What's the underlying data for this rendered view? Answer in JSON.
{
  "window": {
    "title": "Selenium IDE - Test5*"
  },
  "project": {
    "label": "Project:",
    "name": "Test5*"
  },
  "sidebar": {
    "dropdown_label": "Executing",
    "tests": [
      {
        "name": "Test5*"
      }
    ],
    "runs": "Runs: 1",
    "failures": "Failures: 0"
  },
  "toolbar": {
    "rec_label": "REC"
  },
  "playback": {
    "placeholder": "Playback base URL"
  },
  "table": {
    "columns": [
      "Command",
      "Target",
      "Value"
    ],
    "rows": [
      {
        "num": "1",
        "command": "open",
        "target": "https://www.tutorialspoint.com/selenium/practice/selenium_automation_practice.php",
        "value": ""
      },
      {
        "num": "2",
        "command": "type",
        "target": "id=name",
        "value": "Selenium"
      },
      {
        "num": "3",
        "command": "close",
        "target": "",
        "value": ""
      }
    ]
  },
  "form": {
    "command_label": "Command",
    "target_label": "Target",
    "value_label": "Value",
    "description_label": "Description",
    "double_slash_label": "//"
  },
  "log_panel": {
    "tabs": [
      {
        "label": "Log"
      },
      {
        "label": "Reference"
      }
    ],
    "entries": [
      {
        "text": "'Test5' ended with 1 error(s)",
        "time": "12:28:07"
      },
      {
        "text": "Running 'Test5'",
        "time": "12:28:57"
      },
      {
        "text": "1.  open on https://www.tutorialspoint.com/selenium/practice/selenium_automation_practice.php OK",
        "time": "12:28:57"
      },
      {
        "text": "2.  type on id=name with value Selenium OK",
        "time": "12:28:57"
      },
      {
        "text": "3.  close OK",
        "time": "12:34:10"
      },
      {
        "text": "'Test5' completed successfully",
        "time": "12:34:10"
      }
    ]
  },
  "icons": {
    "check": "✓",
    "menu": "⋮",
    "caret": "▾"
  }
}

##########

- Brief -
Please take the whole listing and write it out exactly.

- Reply to the exercise -
What's the underlying data for this rendered view? Answer in JSON.
{
  "window": {
    "title": "Selenium IDE - Test5*"
  },
  "project": {
    "label": "Project:",
    "name": "Test5*"
  },
  "sidebar": {
    "dropdown_label": "Executing",
    "tests": [
      {
        "name": "Test5*"
      }
    ],
    "runs": "Runs: 1",
    "failures": "Failures: 0"
  },
  "toolbar": {
    "rec_label": "REC"
  },
  "playback": {
    "placeholder": "Playback base URL"
  },
  "table": {
    "columns": [
      "Command",
      "Target",
      "Value"
    ],
    "rows": [
      {
        "num": "1",
        "command": "open",
        "target": "https://www.tutorialspoint.com/selenium/practice/selenium_automation_practice.php",
        "value": ""
      },
      {
        "num": "2",
        "command": "type",
        "target": "id=name",
        "value": "Selenium"
      },
      {
        "num": "3",
        "command": "close",
        "target": "",
        "value": ""
      }
    ]
  },
  "form": {
    "command_label": "Command",
    "target_label": "Target",
    "value_label": "Value",
    "description_label": "Description",
    "double_slash_label": "//"
  },
  "log_panel": {
    "tabs": [
      {
        "label": "Log"
      },
      {
        "label": "Reference"
      }
    ],
    "entries": [
      {
        "text": "'Test5' ended with 1 error(s)",
        "time": "12:28:07"
      },
      {
        "text": "Running 'Test5'",
        "time": "12:28:57"
      },
      {
        "text": "1.  open on https://www.tutorialspoint.com/selenium/practice/selenium_automation_practice.php OK",
        "time": "12:28:57"
      },
      {
        "text": "2.  type on id=name with value Selenium OK",
        "time": "12:28:57"
      },
      {
        "text": "3.  close OK",
        "time": "12:34:10"
      },
      {
        "text": "'Test5' completed successfully",
        "time": "12:34:10"
      }
    ]
  },
  "icons": {
    "check": "✓",
    "menu": "⋮",
    "caret": "▾"
  }
}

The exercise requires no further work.